*** Supplied records
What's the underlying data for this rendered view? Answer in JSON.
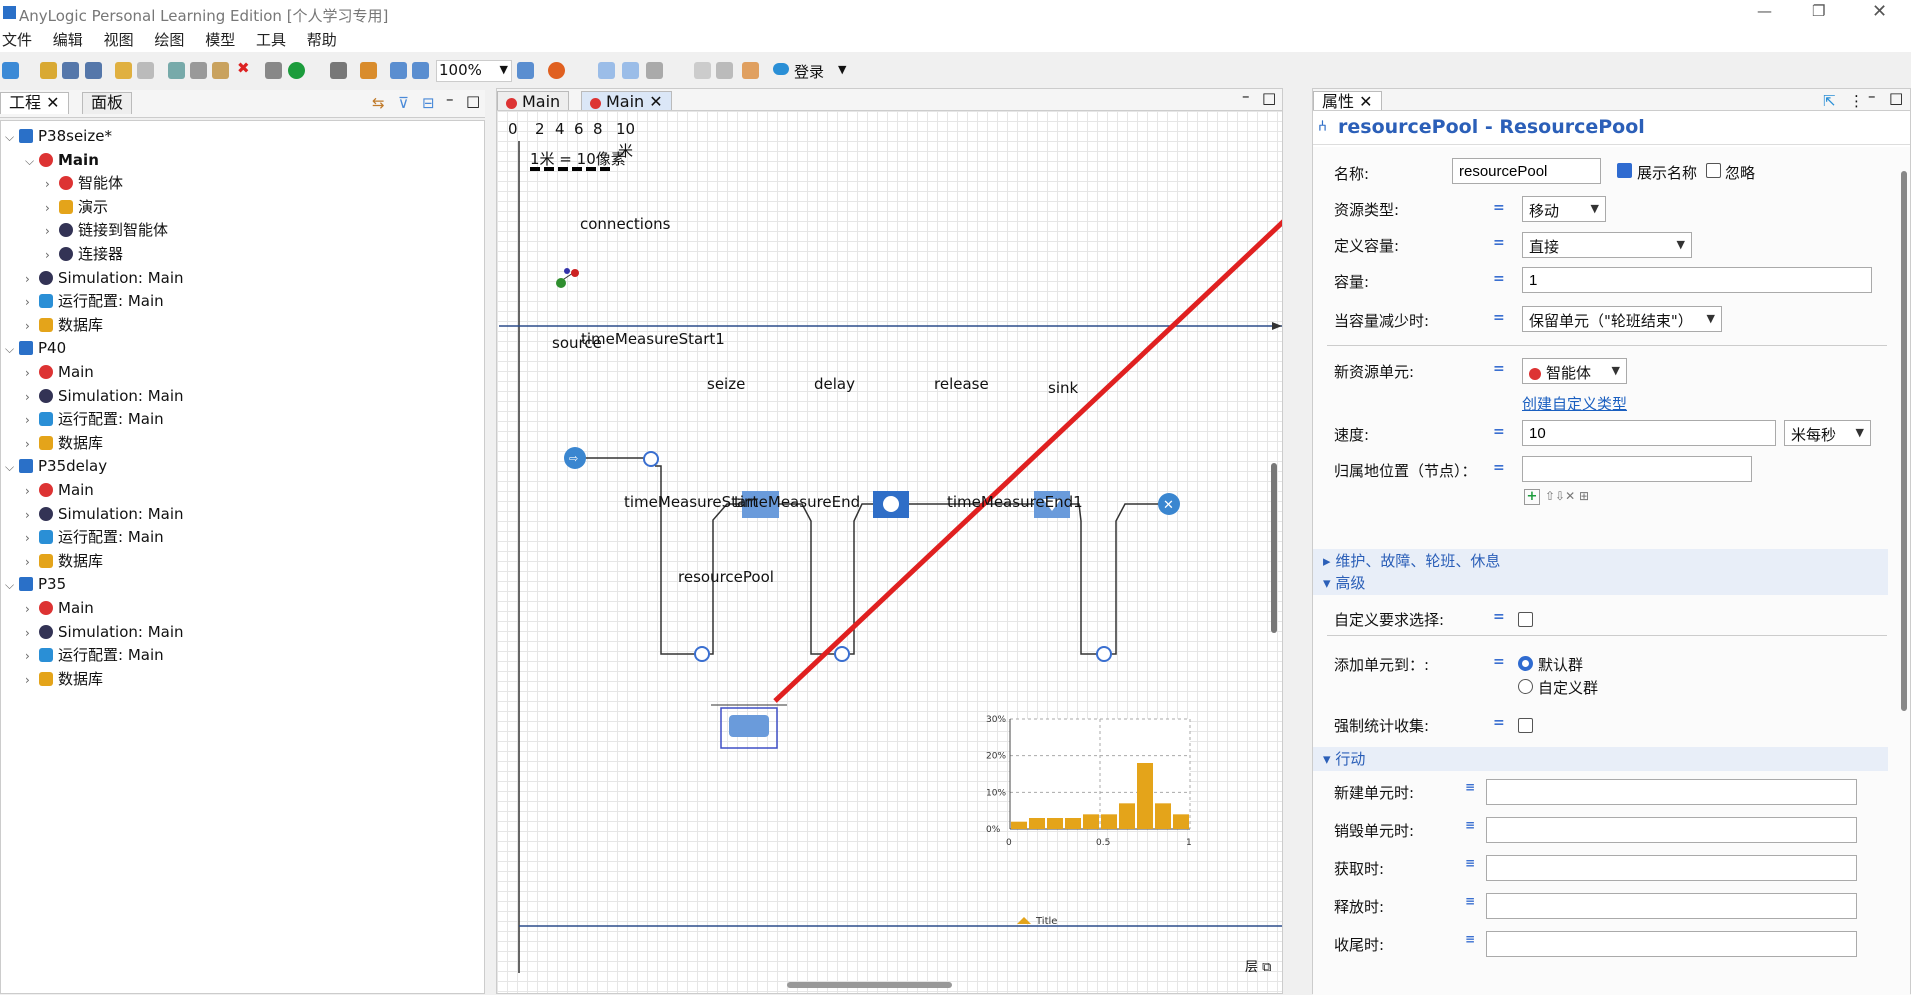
{
  "window": {
    "title": "AnyLogic Personal Learning Edition [个人学习专用]"
  },
  "menu": [
    "文件",
    "编辑",
    "视图",
    "绘图",
    "模型",
    "工具",
    "帮助"
  ],
  "toolbar": {
    "zoom": "100%",
    "login": "登录"
  },
  "left": {
    "tabs": [
      "工程",
      "面板"
    ],
    "tree": [
      {
        "label": "P38seize*",
        "level": 0,
        "icon": "project-icon",
        "expanded": true
      },
      {
        "label": "Main",
        "level": 1,
        "icon": "agent-main-icon",
        "bold": true,
        "expanded": true
      },
      {
        "label": "智能体",
        "level": 2,
        "icon": "agents-icon"
      },
      {
        "label": "演示",
        "level": 2,
        "icon": "presentation-icon"
      },
      {
        "label": "链接到智能体",
        "level": 2,
        "icon": "link-icon"
      },
      {
        "label": "连接器",
        "level": 2,
        "icon": "connector-icon"
      },
      {
        "label": "Simulation: Main",
        "level": 1,
        "icon": "simulation-icon"
      },
      {
        "label": "运行配置: Main",
        "level": 1,
        "icon": "run-config-icon"
      },
      {
        "label": "数据库",
        "level": 1,
        "icon": "database-icon"
      },
      {
        "label": "P40",
        "level": 0,
        "icon": "project-icon",
        "expanded": true
      },
      {
        "label": "Main",
        "level": 1,
        "icon": "agent-main-icon"
      },
      {
        "label": "Simulation: Main",
        "level": 1,
        "icon": "simulation-icon"
      },
      {
        "label": "运行配置: Main",
        "level": 1,
        "icon": "run-config-icon"
      },
      {
        "label": "数据库",
        "level": 1,
        "icon": "database-icon"
      },
      {
        "label": "P35delay",
        "level": 0,
        "icon": "project-icon",
        "expanded": true
      },
      {
        "label": "Main",
        "level": 1,
        "icon": "agent-main-icon"
      },
      {
        "label": "Simulation: Main",
        "level": 1,
        "icon": "simulation-icon"
      },
      {
        "label": "运行配置: Main",
        "level": 1,
        "icon": "run-config-icon"
      },
      {
        "label": "数据库",
        "level": 1,
        "icon": "database-icon"
      },
      {
        "label": "P35",
        "level": 0,
        "icon": "project-icon",
        "expanded": true
      },
      {
        "label": "Main",
        "level": 1,
        "icon": "agent-main-icon"
      },
      {
        "label": "Simulation: Main",
        "level": 1,
        "icon": "simulation-icon"
      },
      {
        "label": "运行配置: Main",
        "level": 1,
        "icon": "run-config-icon"
      },
      {
        "label": "数据库",
        "level": 1,
        "icon": "database-icon"
      }
    ]
  },
  "editor": {
    "tabs": [
      "Main",
      "Main"
    ],
    "scale": {
      "ticks": [
        "0",
        "2",
        "4",
        "6",
        "8",
        "10"
      ],
      "unit": "米",
      "note": "1米 = 10像素"
    },
    "connections": "connections",
    "blocks": {
      "source": "source",
      "tms1": "timeMeasureStart1",
      "seize": "seize",
      "delay": "delay",
      "release": "release",
      "sink": "sink",
      "tms": "timeMeasureStart",
      "tme": "timeMeasureEnd",
      "tme1": "timeMeasureEnd1",
      "pool": "resourcePool"
    },
    "chart": {
      "yticks": [
        "30%",
        "20%",
        "10%",
        "0%"
      ],
      "xticks": [
        "0",
        "0.5",
        "1"
      ],
      "legend": "Title"
    }
  },
  "chart_data": {
    "type": "bar",
    "x": [
      0.05,
      0.15,
      0.25,
      0.35,
      0.45,
      0.55,
      0.65,
      0.75,
      0.85,
      0.95
    ],
    "values": [
      2,
      3,
      3,
      3,
      4,
      4,
      7,
      18,
      7,
      4
    ],
    "ylim": [
      0,
      30
    ],
    "xlim": [
      0,
      1
    ],
    "yticks": [
      "0%",
      "10%",
      "20%",
      "30%"
    ],
    "xticks": [
      "0",
      "0.5",
      "1"
    ],
    "legend": [
      "Title"
    ]
  },
  "props": {
    "tab": "属性",
    "header": "resourcePool - ResourcePool",
    "name_label": "名称:",
    "name_value": "resourcePool",
    "show_name": "展示名称",
    "ignore": "忽略",
    "res_type_label": "资源类型:",
    "res_type": "移动",
    "cap_def_label": "定义容量:",
    "cap_def": "直接",
    "cap_label": "容量:",
    "cap_value": "1",
    "cap_dec_label": "当容量减少时:",
    "cap_dec": "保留单元（\"轮班结束\"）",
    "new_unit_label": "新资源单元:",
    "new_unit": "智能体",
    "create_type": "创建自定义类型",
    "speed_label": "速度:",
    "speed_value": "10",
    "speed_unit": "米每秒",
    "home_label": "归属地位置（节点）：",
    "sec_maint": "维护、故障、轮班、休息",
    "sec_adv": "高级",
    "custom_req": "自定义要求选择:",
    "add_to": "添加单元到：:",
    "default_pop": "默认群",
    "custom_pop": "自定义群",
    "force_stats": "强制统计收集:",
    "sec_actions": "行动",
    "actions": [
      "新建单元时:",
      "销毁单元时:",
      "获取时:",
      "释放时:",
      "收尾时:"
    ]
  }
}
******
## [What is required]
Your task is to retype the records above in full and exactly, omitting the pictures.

## [Result of the exercise]
What's the underlying data for this rendered view? Answer in JSON.
{
  "window": {
    "title": "AnyLogic Personal Learning Edition [个人学习专用]"
  },
  "menu": [
    "文件",
    "编辑",
    "视图",
    "绘图",
    "模型",
    "工具",
    "帮助"
  ],
  "toolbar": {
    "zoom": "100%",
    "login": "登录"
  },
  "left": {
    "tabs": [
      "工程",
      "面板"
    ],
    "tree": [
      {
        "label": "P38seize*",
        "level": 0,
        "icon": "project-icon",
        "expanded": true
      },
      {
        "label": "Main",
        "level": 1,
        "icon": "agent-main-icon",
        "bold": true,
        "expanded": true
      },
      {
        "label": "智能体",
        "level": 2,
        "icon": "agents-icon"
      },
      {
        "label": "演示",
        "level": 2,
        "icon": "presentation-icon"
      },
      {
        "label": "链接到智能体",
        "level": 2,
        "icon": "link-icon"
      },
      {
        "label": "连接器",
        "level": 2,
        "icon": "connector-icon"
      },
      {
        "label": "Simulation: Main",
        "level": 1,
        "icon": "simulation-icon"
      },
      {
        "label": "运行配置: Main",
        "level": 1,
        "icon": "run-config-icon"
      },
      {
        "label": "数据库",
        "level": 1,
        "icon": "database-icon"
      },
      {
        "label": "P40",
        "level": 0,
        "icon": "project-icon",
        "expanded": true
      },
      {
        "label": "Main",
        "level": 1,
        "icon": "agent-main-icon"
      },
      {
        "label": "Simulation: Main",
        "level": 1,
        "icon": "simulation-icon"
      },
      {
        "label": "运行配置: Main",
        "level": 1,
        "icon": "run-config-icon"
      },
      {
        "label": "数据库",
        "level": 1,
        "icon": "database-icon"
      },
      {
        "label": "P35delay",
        "level": 0,
        "icon": "project-icon",
        "expanded": true
      },
      {
        "label": "Main",
        "level": 1,
        "icon": "agent-main-icon"
      },
      {
        "label": "Simulation: Main",
        "level": 1,
        "icon": "simulation-icon"
      },
      {
        "label": "运行配置: Main",
        "level": 1,
        "icon": "run-config-icon"
      },
      {
        "label": "数据库",
        "level": 1,
        "icon": "database-icon"
      },
      {
        "label": "P35",
        "level": 0,
        "icon": "project-icon",
        "expanded": true
      },
      {
        "label": "Main",
        "level": 1,
        "icon": "agent-main-icon"
      },
      {
        "label": "Simulation: Main",
        "level": 1,
        "icon": "simulation-icon"
      },
      {
        "label": "运行配置: Main",
        "level": 1,
        "icon": "run-config-icon"
      },
      {
        "label": "数据库",
        "level": 1,
        "icon": "database-icon"
      }
    ]
  },
  "editor": {
    "tabs": [
      "Main",
      "Main"
    ],
    "scale": {
      "ticks": [
        "0",
        "2",
        "4",
        "6",
        "8",
        "10"
      ],
      "unit": "米",
      "note": "1米 = 10像素"
    },
    "connections": "connections",
    "blocks": {
      "source": "source",
      "tms1": "timeMeasureStart1",
      "seize": "seize",
      "delay": "delay",
      "release": "release",
      "sink": "sink",
      "tms": "timeMeasureStart",
      "tme": "timeMeasureEnd",
      "tme1": "timeMeasureEnd1",
      "pool": "resourcePool"
    },
    "chart": {
      "yticks": [
        "30%",
        "20%",
        "10%",
        "0%"
      ],
      "xticks": [
        "0",
        "0.5",
        "1"
      ],
      "legend": "Title"
    }
  },
  "chart_data": {
    "type": "bar",
    "x": [
      0.05,
      0.15,
      0.25,
      0.35,
      0.45,
      0.55,
      0.65,
      0.75,
      0.85,
      0.95
    ],
    "values": [
      2,
      3,
      3,
      3,
      4,
      4,
      7,
      18,
      7,
      4
    ],
    "ylim": [
      0,
      30
    ],
    "xlim": [
      0,
      1
    ],
    "yticks": [
      "0%",
      "10%",
      "20%",
      "30%"
    ],
    "xticks": [
      "0",
      "0.5",
      "1"
    ],
    "legend": [
      "Title"
    ]
  },
  "props": {
    "tab": "属性",
    "header": "resourcePool - ResourcePool",
    "name_label": "名称:",
    "name_value": "resourcePool",
    "show_name": "展示名称",
    "ignore": "忽略",
    "res_type_label": "资源类型:",
    "res_type": "移动",
    "cap_def_label": "定义容量:",
    "cap_def": "直接",
    "cap_label": "容量:",
    "cap_value": "1",
    "cap_dec_label": "当容量减少时:",
    "cap_dec": "保留单元（\"轮班结束\"）",
    "new_unit_label": "新资源单元:",
    "new_unit": "智能体",
    "create_type": "创建自定义类型",
    "speed_label": "速度:",
    "speed_value": "10",
    "speed_unit": "米每秒",
    "home_label": "归属地位置（节点）：",
    "sec_maint": "维护、故障、轮班、休息",
    "sec_adv": "高级",
    "custom_req": "自定义要求选择:",
    "add_to": "添加单元到：:",
    "default_pop": "默认群",
    "custom_pop": "自定义群",
    "force_stats": "强制统计收集:",
    "sec_actions": "行动",
    "actions": [
      "新建单元时:",
      "销毁单元时:",
      "获取时:",
      "释放时:",
      "收尾时:"
    ]
  }
}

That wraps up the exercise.